When the rounds end or all cards have been played out, then each player counts his points taken. Only A's, 10's, and K's count as 1 point each. Q's, J's, and 9's have no value when counting up the points from taking tricks. The player who takes the 'last trick' also receives 1 additional point. The game then continues with the dealing of the next new hand.
ENDING OF THE GAME
The game ends when a player reaches 50 or more points at the end of a hand. If more than 1 player reaches 50 or more points, and 1 of those players was the winning bidder, then the game goes to the winning bidder of that hand, no matter if the other player's) have more points. This can make bidding quite aggressive near the end of the game. If none of the players with 50 or more points were the winning bidder, then the game goes to the player with the highest points.
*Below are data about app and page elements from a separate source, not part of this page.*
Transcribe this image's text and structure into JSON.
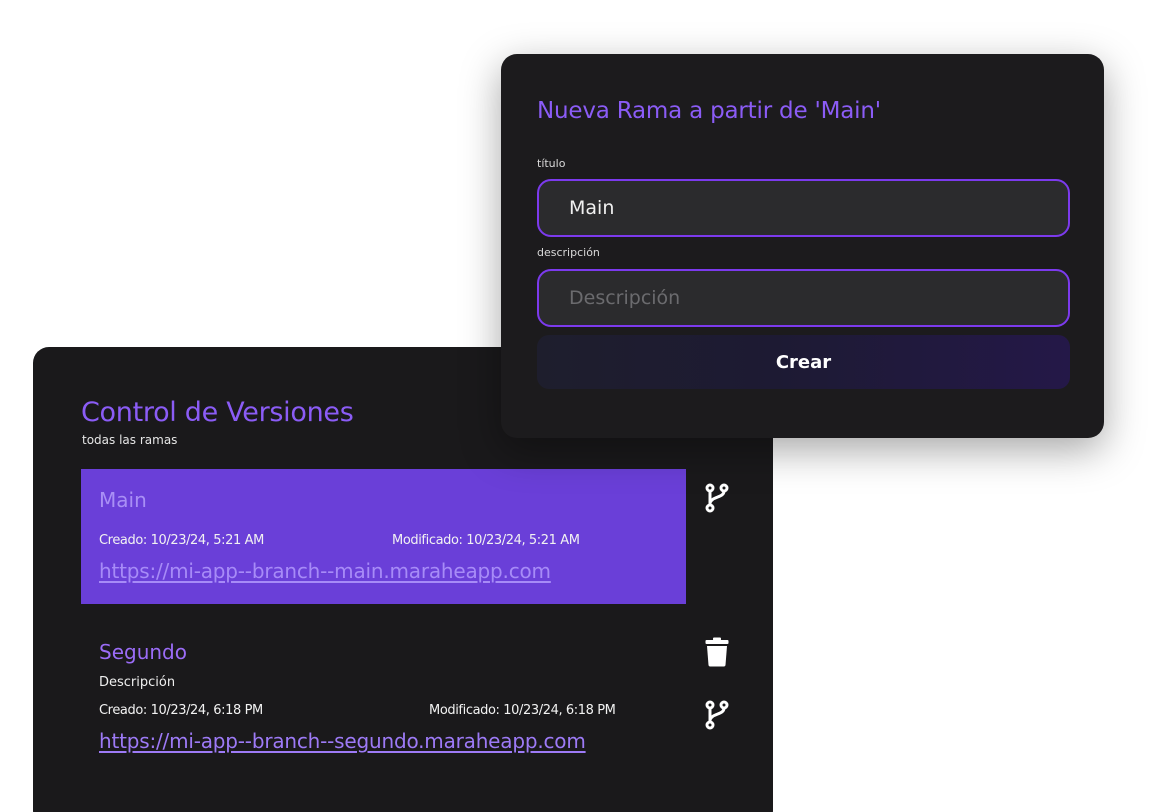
{
  "version_control": {
    "title": "Control de Versiones",
    "subtitle": "todas las ramas",
    "branches": [
      {
        "name": "Main",
        "description": "",
        "created": "Creado: 10/23/24, 5:21 AM",
        "modified": "Modificado: 10/23/24, 5:21 AM",
        "url": "https://mi-app--branch--main.maraheapp.com",
        "active": true,
        "icons": [
          "git-branch-icon"
        ]
      },
      {
        "name": "Segundo",
        "description": "Descripción",
        "created": "Creado: 10/23/24, 6:18 PM",
        "modified": "Modificado: 10/23/24, 6:18 PM",
        "url": "https://mi-app--branch--segundo.maraheapp.com",
        "active": false,
        "icons": [
          "trash-icon",
          "git-branch-icon"
        ]
      }
    ]
  },
  "new_branch_modal": {
    "title": "Nueva Rama a partir de 'Main'",
    "title_label": "título",
    "title_value": "Main",
    "description_label": "descripción",
    "description_value": "",
    "description_placeholder": "Descripción",
    "create_label": "Crear"
  },
  "colors": {
    "accent": "#8b5cf6",
    "active_row": "#6a3fd8",
    "input_border": "#7c3aed",
    "panel_bg": "#1a191b",
    "page_bg": "#ffffff"
  }
}
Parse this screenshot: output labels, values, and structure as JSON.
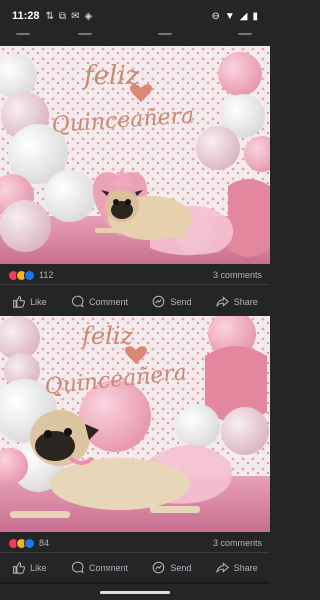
{
  "status_bar": {
    "time": "11:28",
    "notification_icons": [
      "signal-icon",
      "slack-icon",
      "gmail-icon",
      "nfl-icon"
    ],
    "system_icons": [
      "dnd-icon",
      "wifi-icon",
      "signal-bars-icon",
      "battery-icon"
    ]
  },
  "posts": [
    {
      "photo": {
        "banner_line1": "feliz",
        "banner_line2": "Quinceañera"
      },
      "reactions": {
        "count": "112",
        "icons": [
          "love-icon",
          "haha-icon",
          "like-icon"
        ]
      },
      "comments": "3 comments",
      "actions": [
        "Like",
        "Comment",
        "Send",
        "Share"
      ]
    },
    {
      "photo": {
        "banner_line1": "feliz",
        "banner_line2": "Quinceañera"
      },
      "reactions": {
        "count": "84",
        "icons": [
          "love-icon",
          "haha-icon",
          "like-icon"
        ]
      },
      "comments": "3 comments",
      "actions": [
        "Like",
        "Comment",
        "Send",
        "Share"
      ]
    }
  ],
  "colors": {
    "bg": "#242526",
    "text": "#b0b3b8",
    "love": "#f33e58",
    "haha": "#f7b125",
    "like": "#1877f2"
  }
}
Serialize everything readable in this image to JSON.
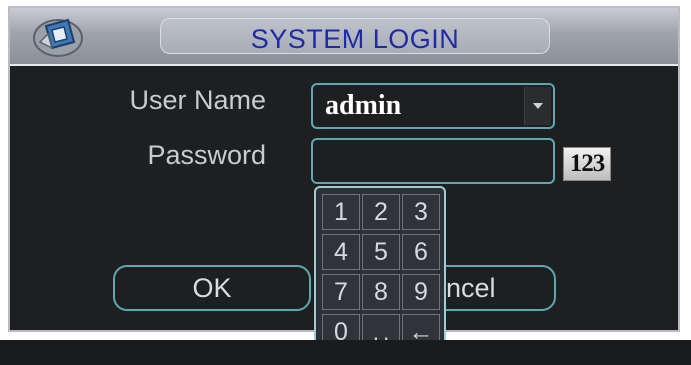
{
  "dialog": {
    "title": "SYSTEM LOGIN",
    "icon": "camera-logo-icon"
  },
  "form": {
    "user_name_label": "User Name",
    "user_name_value": "admin",
    "password_label": "Password",
    "password_value": "",
    "input_mode_button": "123"
  },
  "buttons": {
    "ok": "OK",
    "cancel": "ncel"
  },
  "keypad": {
    "keys": [
      "1",
      "2",
      "3",
      "4",
      "5",
      "6",
      "7",
      "8",
      "9",
      "0",
      "␣",
      "←"
    ]
  },
  "colors": {
    "title_text": "#1f2aa8",
    "field_border": "#5fa7b4",
    "dialog_background": "#1d1f21"
  }
}
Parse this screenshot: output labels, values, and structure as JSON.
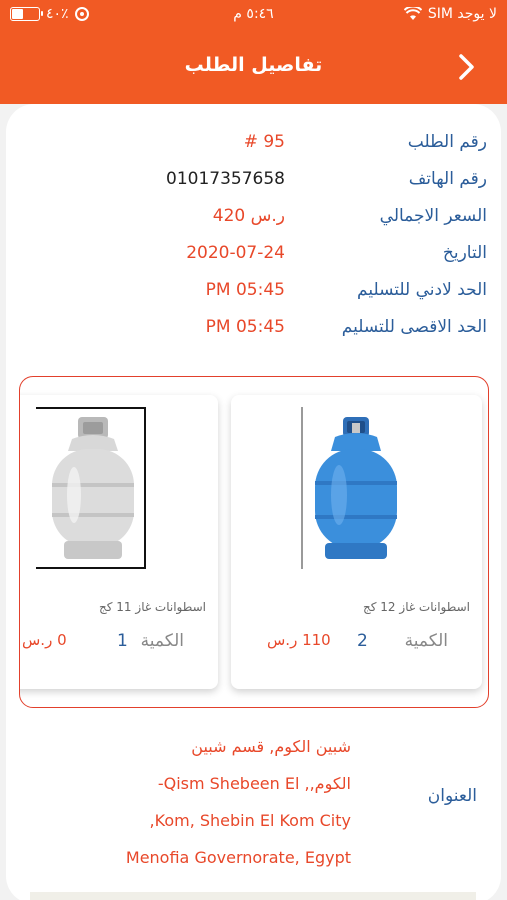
{
  "status_bar": {
    "carrier": "لا يوجد SIM",
    "time": "٥:٤٦ م",
    "battery_text": "٤٠٪",
    "battery_level": 0.4
  },
  "header": {
    "title": "تفاصيل الطلب",
    "back_icon": "chevron-right-icon"
  },
  "order": {
    "fields": [
      {
        "label": "رقم الطلب",
        "value": "# 95"
      },
      {
        "label": "رقم الهاتف",
        "value": "01017357658"
      },
      {
        "label": "السعر الاجمالي",
        "value": "420 ر.س"
      },
      {
        "label": "التاريخ",
        "value": "2020-07-24"
      },
      {
        "label": "الحد لادني للتسليم",
        "value": "PM 05:45"
      },
      {
        "label": "الحد الاقصى للتسليم",
        "value": "PM 05:45"
      }
    ]
  },
  "products": [
    {
      "name": "اسطوانات غاز 12 كج",
      "qty_label": "الكمية",
      "qty": "2",
      "price": "110 ر.س",
      "image_color": "#3b8fdc"
    },
    {
      "name": "اسطوانات غاز 11 كج",
      "qty_label": "الكمية",
      "qty": "1",
      "price": "0 ر.س",
      "image_color": "#d8d8d8"
    }
  ],
  "address": {
    "label": "العنوان",
    "lines": [
      "شبين الكوم, قسم شبين",
      "الكوم,, Qism Shebeen El-",
      "Kom, Shebin El Kom City,",
      "Menofia Governorate, Egypt"
    ]
  },
  "colors": {
    "accent": "#f15a24",
    "label_blue": "#2b5d9a",
    "value_orange": "#e8482a"
  }
}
If there is a tie, then the game continues on only with the tying players until there is a winner.
If a player reneges, by drawing a different amount of cards than he discarded, or by not following the rules for taking tricks, then he has reneged, and ruined the hand. For example, if a player does not beat a card that has been played in a round when he could have, or played trump when he didn't have to, etc, he has reneged. At this point the hand is over. The player who caused the renege loses all points for that hand, including all his meld (9's of trump too), and goes back whatever the bid was for that hand. All other players get to keep their meld, but not any points taken during the taking of tricks.
Rules of Bruce's 5 Card Pinochle and 7 Card Pinochle written by
Curtis Lee Hall.
This article is dedicated to the memory of
Bruce Alan Hall (1953 - 1989).
Bruce introduced the game of 5 Card Pinochle to our Hall family many years ago. I later introduced the 7 Card Pinochle variation. This increases the possibilities for scoring meld. Both games are a fast paced and exciting way of playing pinochle.